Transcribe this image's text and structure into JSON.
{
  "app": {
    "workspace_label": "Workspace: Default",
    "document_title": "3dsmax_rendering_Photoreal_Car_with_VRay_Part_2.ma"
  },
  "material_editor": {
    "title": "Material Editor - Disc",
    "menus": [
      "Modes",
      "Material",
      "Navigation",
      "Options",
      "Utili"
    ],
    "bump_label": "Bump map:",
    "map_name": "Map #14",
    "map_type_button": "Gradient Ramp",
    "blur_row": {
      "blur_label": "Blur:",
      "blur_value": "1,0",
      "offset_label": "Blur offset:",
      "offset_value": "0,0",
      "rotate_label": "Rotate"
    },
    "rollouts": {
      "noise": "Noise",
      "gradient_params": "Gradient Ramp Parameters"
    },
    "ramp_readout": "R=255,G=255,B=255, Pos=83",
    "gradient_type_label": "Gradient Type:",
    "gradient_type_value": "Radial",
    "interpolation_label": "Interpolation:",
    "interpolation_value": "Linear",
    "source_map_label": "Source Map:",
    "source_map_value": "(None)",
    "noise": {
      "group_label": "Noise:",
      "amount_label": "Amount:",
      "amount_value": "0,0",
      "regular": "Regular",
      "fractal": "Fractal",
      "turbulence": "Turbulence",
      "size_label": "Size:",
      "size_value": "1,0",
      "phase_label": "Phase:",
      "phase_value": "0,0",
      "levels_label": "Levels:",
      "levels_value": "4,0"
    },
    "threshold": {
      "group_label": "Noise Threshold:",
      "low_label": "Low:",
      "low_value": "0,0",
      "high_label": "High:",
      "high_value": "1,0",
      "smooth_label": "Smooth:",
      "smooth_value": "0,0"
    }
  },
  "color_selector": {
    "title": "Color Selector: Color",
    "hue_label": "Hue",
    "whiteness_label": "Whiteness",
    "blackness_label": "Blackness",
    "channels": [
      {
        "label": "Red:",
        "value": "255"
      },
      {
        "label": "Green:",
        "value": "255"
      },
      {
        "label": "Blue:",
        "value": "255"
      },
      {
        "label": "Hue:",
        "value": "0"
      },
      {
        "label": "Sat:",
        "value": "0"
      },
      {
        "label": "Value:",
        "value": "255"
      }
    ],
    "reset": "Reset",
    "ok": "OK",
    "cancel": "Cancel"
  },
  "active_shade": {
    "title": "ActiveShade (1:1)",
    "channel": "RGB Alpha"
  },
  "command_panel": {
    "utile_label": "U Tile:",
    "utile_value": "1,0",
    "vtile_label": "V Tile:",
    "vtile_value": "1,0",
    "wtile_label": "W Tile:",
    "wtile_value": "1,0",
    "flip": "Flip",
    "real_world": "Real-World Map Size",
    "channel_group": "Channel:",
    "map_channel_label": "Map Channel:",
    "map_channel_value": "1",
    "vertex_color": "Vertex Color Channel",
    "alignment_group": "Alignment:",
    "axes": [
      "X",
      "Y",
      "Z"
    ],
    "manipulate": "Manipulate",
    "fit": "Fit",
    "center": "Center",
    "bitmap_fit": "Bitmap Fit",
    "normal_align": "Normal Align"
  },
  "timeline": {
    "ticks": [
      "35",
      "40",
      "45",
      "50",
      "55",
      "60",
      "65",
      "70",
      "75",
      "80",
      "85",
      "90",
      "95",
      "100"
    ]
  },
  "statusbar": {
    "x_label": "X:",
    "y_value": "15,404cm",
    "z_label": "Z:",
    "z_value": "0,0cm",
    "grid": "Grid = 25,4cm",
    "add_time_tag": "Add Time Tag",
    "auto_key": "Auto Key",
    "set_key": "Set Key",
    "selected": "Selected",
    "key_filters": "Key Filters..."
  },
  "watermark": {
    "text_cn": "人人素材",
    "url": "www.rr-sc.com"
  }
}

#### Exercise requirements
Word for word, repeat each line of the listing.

#### Output for this task
Transcribe this image's text and structure into JSON.
{
  "app": {
    "workspace_label": "Workspace: Default",
    "document_title": "3dsmax_rendering_Photoreal_Car_with_VRay_Part_2.ma"
  },
  "material_editor": {
    "title": "Material Editor - Disc",
    "menus": [
      "Modes",
      "Material",
      "Navigation",
      "Options",
      "Utili"
    ],
    "bump_label": "Bump map:",
    "map_name": "Map #14",
    "map_type_button": "Gradient Ramp",
    "blur_row": {
      "blur_label": "Blur:",
      "blur_value": "1,0",
      "offset_label": "Blur offset:",
      "offset_value": "0,0",
      "rotate_label": "Rotate"
    },
    "rollouts": {
      "noise": "Noise",
      "gradient_params": "Gradient Ramp Parameters"
    },
    "ramp_readout": "R=255,G=255,B=255, Pos=83",
    "gradient_type_label": "Gradient Type:",
    "gradient_type_value": "Radial",
    "interpolation_label": "Interpolation:",
    "interpolation_value": "Linear",
    "source_map_label": "Source Map:",
    "source_map_value": "(None)",
    "noise": {
      "group_label": "Noise:",
      "amount_label": "Amount:",
      "amount_value": "0,0",
      "regular": "Regular",
      "fractal": "Fractal",
      "turbulence": "Turbulence",
      "size_label": "Size:",
      "size_value": "1,0",
      "phase_label": "Phase:",
      "phase_value": "0,0",
      "levels_label": "Levels:",
      "levels_value": "4,0"
    },
    "threshold": {
      "group_label": "Noise Threshold:",
      "low_label": "Low:",
      "low_value": "0,0",
      "high_label": "High:",
      "high_value": "1,0",
      "smooth_label": "Smooth:",
      "smooth_value": "0,0"
    }
  },
  "color_selector": {
    "title": "Color Selector: Color",
    "hue_label": "Hue",
    "whiteness_label": "Whiteness",
    "blackness_label": "Blackness",
    "channels": [
      {
        "label": "Red:",
        "value": "255"
      },
      {
        "label": "Green:",
        "value": "255"
      },
      {
        "label": "Blue:",
        "value": "255"
      },
      {
        "label": "Hue:",
        "value": "0"
      },
      {
        "label": "Sat:",
        "value": "0"
      },
      {
        "label": "Value:",
        "value": "255"
      }
    ],
    "reset": "Reset",
    "ok": "OK",
    "cancel": "Cancel"
  },
  "active_shade": {
    "title": "ActiveShade (1:1)",
    "channel": "RGB Alpha"
  },
  "command_panel": {
    "utile_label": "U Tile:",
    "utile_value": "1,0",
    "vtile_label": "V Tile:",
    "vtile_value": "1,0",
    "wtile_label": "W Tile:",
    "wtile_value": "1,0",
    "flip": "Flip",
    "real_world": "Real-World Map Size",
    "channel_group": "Channel:",
    "map_channel_label": "Map Channel:",
    "map_channel_value": "1",
    "vertex_color": "Vertex Color Channel",
    "alignment_group": "Alignment:",
    "axes": [
      "X",
      "Y",
      "Z"
    ],
    "manipulate": "Manipulate",
    "fit": "Fit",
    "center": "Center",
    "bitmap_fit": "Bitmap Fit",
    "normal_align": "Normal Align"
  },
  "timeline": {
    "ticks": [
      "35",
      "40",
      "45",
      "50",
      "55",
      "60",
      "65",
      "70",
      "75",
      "80",
      "85",
      "90",
      "95",
      "100"
    ]
  },
  "statusbar": {
    "x_label": "X:",
    "y_value": "15,404cm",
    "z_label": "Z:",
    "z_value": "0,0cm",
    "grid": "Grid = 25,4cm",
    "add_time_tag": "Add Time Tag",
    "auto_key": "Auto Key",
    "set_key": "Set Key",
    "selected": "Selected",
    "key_filters": "Key Filters..."
  },
  "watermark": {
    "text_cn": "人人素材",
    "url": "www.rr-sc.com"
  }
}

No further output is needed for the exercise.